Rapid City could be a pretty town if it weren't for its outskirts that grow irrationally and unplanned. It's very difficult to travel around by bicycle. It's autocentric in spread so walking is out. For cyclists, the road surface is horrid. Wide and deep grooves, ledges, potholes and rough surfaces are everywhere. The traffic lanes are narrow and bicycle lanes don't exist. The combination makes getting around hard. Drivers cut me off several times. In their defense, I'll guess they're seen few bicycles on the road. The downtown area is charming though. At every street corner stands a real-height statue of each President. Pretty tacky but hilarious...yes, why not?!
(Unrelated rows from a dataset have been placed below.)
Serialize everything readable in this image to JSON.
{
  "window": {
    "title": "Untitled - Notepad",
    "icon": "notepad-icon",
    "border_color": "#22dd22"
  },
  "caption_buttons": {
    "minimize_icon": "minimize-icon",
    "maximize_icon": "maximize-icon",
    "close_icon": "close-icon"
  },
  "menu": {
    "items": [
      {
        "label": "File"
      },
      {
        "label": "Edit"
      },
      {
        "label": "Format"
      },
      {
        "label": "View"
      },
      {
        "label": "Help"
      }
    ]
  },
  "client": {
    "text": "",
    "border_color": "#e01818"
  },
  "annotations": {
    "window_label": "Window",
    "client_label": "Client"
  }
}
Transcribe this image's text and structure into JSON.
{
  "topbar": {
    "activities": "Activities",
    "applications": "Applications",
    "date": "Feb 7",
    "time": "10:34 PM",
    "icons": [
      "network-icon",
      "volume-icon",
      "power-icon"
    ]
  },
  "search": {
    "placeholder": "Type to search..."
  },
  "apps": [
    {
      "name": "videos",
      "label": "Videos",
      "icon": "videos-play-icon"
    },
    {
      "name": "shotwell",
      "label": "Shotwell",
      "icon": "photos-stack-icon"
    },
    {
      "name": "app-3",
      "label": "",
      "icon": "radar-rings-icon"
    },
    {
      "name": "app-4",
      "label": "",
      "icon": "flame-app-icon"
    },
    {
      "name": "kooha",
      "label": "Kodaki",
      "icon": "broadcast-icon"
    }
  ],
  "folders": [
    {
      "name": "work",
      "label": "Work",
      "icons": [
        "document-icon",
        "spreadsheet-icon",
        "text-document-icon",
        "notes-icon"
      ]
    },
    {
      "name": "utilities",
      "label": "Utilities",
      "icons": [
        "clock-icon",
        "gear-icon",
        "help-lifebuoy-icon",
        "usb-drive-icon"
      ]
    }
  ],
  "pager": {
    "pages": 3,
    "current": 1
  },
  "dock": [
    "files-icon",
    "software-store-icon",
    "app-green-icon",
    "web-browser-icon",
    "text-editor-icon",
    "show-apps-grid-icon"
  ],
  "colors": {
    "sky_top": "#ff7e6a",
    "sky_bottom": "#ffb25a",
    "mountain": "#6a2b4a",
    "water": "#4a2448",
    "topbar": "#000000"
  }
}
A little confession: I was worried because until to two or three days ago, until I hit Iowa, I could not find all the motivation needed for this race to be completed. I came very close to quitting at least twice. However, these last three days have been really good and despite some headwind and the rain today, I think that I have found my groove, I think I have found almost all the motivation to keep going. Getting up early is not a struggle anymore and I do look forward to the day ahead. Tiredness hasn't really set in yet; I do feel exhausted when I end my day but I know that my sore legs will recover in time for the next day. I am not even halfway but I feel I have surpassed the halfway line. In two or three days I will be in the mountains with cold and lots of climbing but that it is something that I look forward to. Of the three highlights of the ride one is done: Badlands. The other two: the Beartooth Highway and Pacific Highway are still to come.
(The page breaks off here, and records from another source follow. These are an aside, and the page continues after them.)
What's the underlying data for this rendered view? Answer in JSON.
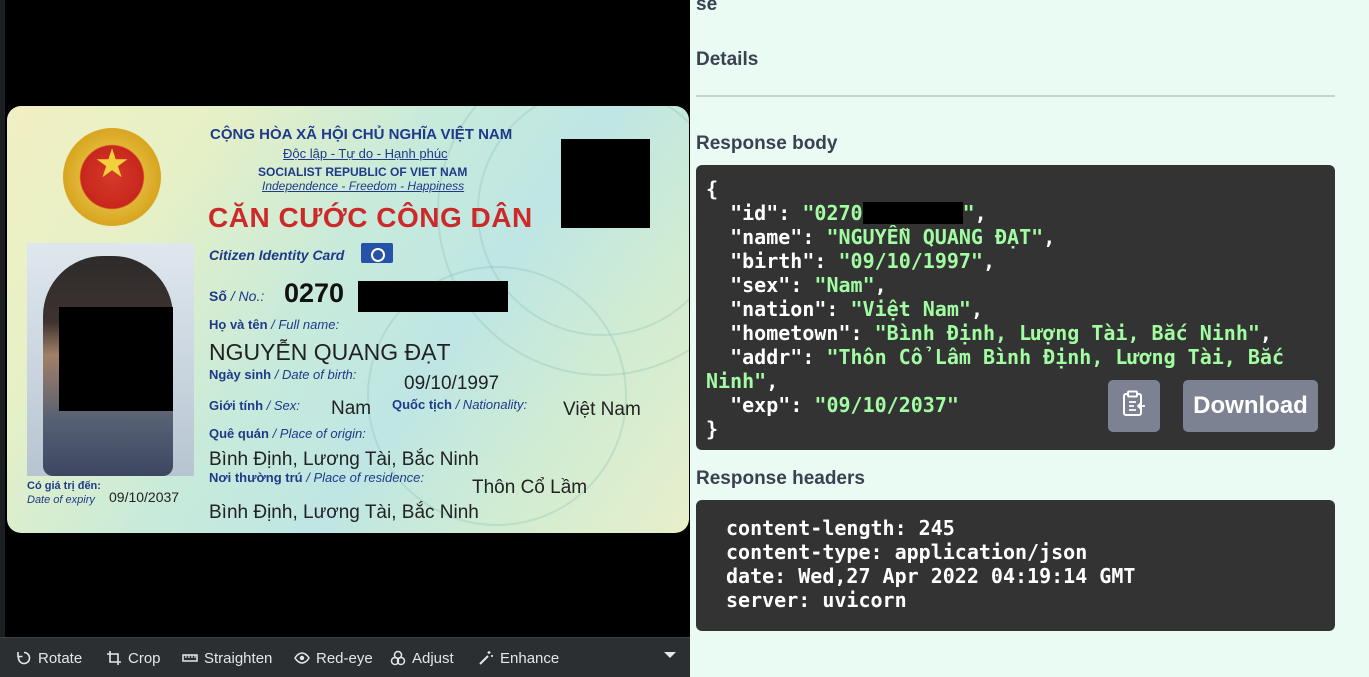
{
  "viewer": {
    "card": {
      "national_title": "CỘNG HÒA XÃ HỘI CHỦ NGHĨA VIỆT NAM",
      "motto": "Độc lập - Tự do - Hạnh phúc",
      "national_title_en": "SOCIALIST REPUBLIC OF VIET NAM",
      "motto_en": "Independence - Freedom - Happiness",
      "card_title": "CĂN CƯỚC CÔNG DÂN",
      "card_title_en": "Citizen Identity Card",
      "id_label": "Số",
      "id_label_en": "/ No.:",
      "id_number": "0270",
      "name_label": "Họ và tên",
      "name_label_en": "/ Full name:",
      "name": "NGUYỄN QUANG ĐẠT",
      "dob_label": "Ngày sinh",
      "dob_label_en": "/ Date of birth:",
      "dob": "09/10/1997",
      "sex_label": "Giới tính",
      "sex_label_en": "/ Sex:",
      "sex": "Nam",
      "nationality_label": "Quốc tịch",
      "nationality_label_en": "/ Nationality:",
      "nationality": "Việt Nam",
      "origin_label": "Quê quán",
      "origin_label_en": "/ Place of origin:",
      "origin": "Bình Định, Lương Tài, Bắc Ninh",
      "residence_label": "Nơi thường trú",
      "residence_label_en": "/ Place of residence:",
      "residence_line1": "Thôn Cổ Lầm",
      "residence_line2": "Bình Định, Lương Tài, Bắc Ninh",
      "expiry_label": "Có giá trị đến:",
      "expiry_label_en": "Date of expiry",
      "expiry": "09/10/2037"
    },
    "toolbar": {
      "rotate": "Rotate",
      "crop": "Crop",
      "straighten": "Straighten",
      "redeye": "Red-eye",
      "adjust": "Adjust",
      "enhance": "Enhance"
    }
  },
  "panel": {
    "top_partial": "se",
    "details_heading": "Details",
    "response_body_heading": "Response body",
    "response_json": {
      "open": "{",
      "close": "}",
      "id_key": "\"id\"",
      "id_value_prefix": "\"0270",
      "id_value_suffix": "\"",
      "name_key": "\"name\"",
      "name_value": "\"NGUYỄN QUANG ĐẠT\"",
      "birth_key": "\"birth\"",
      "birth_value": "\"09/10/1997\"",
      "sex_key": "\"sex\"",
      "sex_value": "\"Nam\"",
      "nation_key": "\"nation\"",
      "nation_value": "\"Việt Nam\"",
      "hometown_key": "\"hometown\"",
      "hometown_value": "\"Bình Định, Lượng Tài, Băć Ninh\"",
      "addr_key": "\"addr\"",
      "addr_value_line1": "\"Thôn Cổ Lâm Bình Định, Lương Tài, Bắc",
      "addr_value_line2": "Ninh\"",
      "exp_key": "\"exp\"",
      "exp_value": "\"09/10/2037\""
    },
    "download_label": "Download",
    "response_headers_heading": "Response headers",
    "headers": [
      "content-length: 245",
      "content-type: application/json",
      "date: Wed,27 Apr 2022 04:19:14 GMT",
      "server: uvicorn"
    ],
    "colors": {
      "background": "#e9fbf3",
      "code_bg": "#333333",
      "string_green": "#a2fca2",
      "button_gray": "#7d8293"
    }
  }
}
This journey is a more personal, "introspective" and selfish, if you like, than the previous two. Of course I feel so privilege to draw back the curtains and have a worldview into the people that I would never otherwise meet. But meeting people, or discovering America as a society, are not the primary motivation for my ride. This time is about finding the path to my happiness and with the goal of helping Charity:Water and contributing, in small part, to the outstanding work that they do I feel I am doing the right thing for me.
The clock hits 10 PM and I should crash now. The alarm goes off in 7 hours. First stop tomorrow: Mt. Rushmore.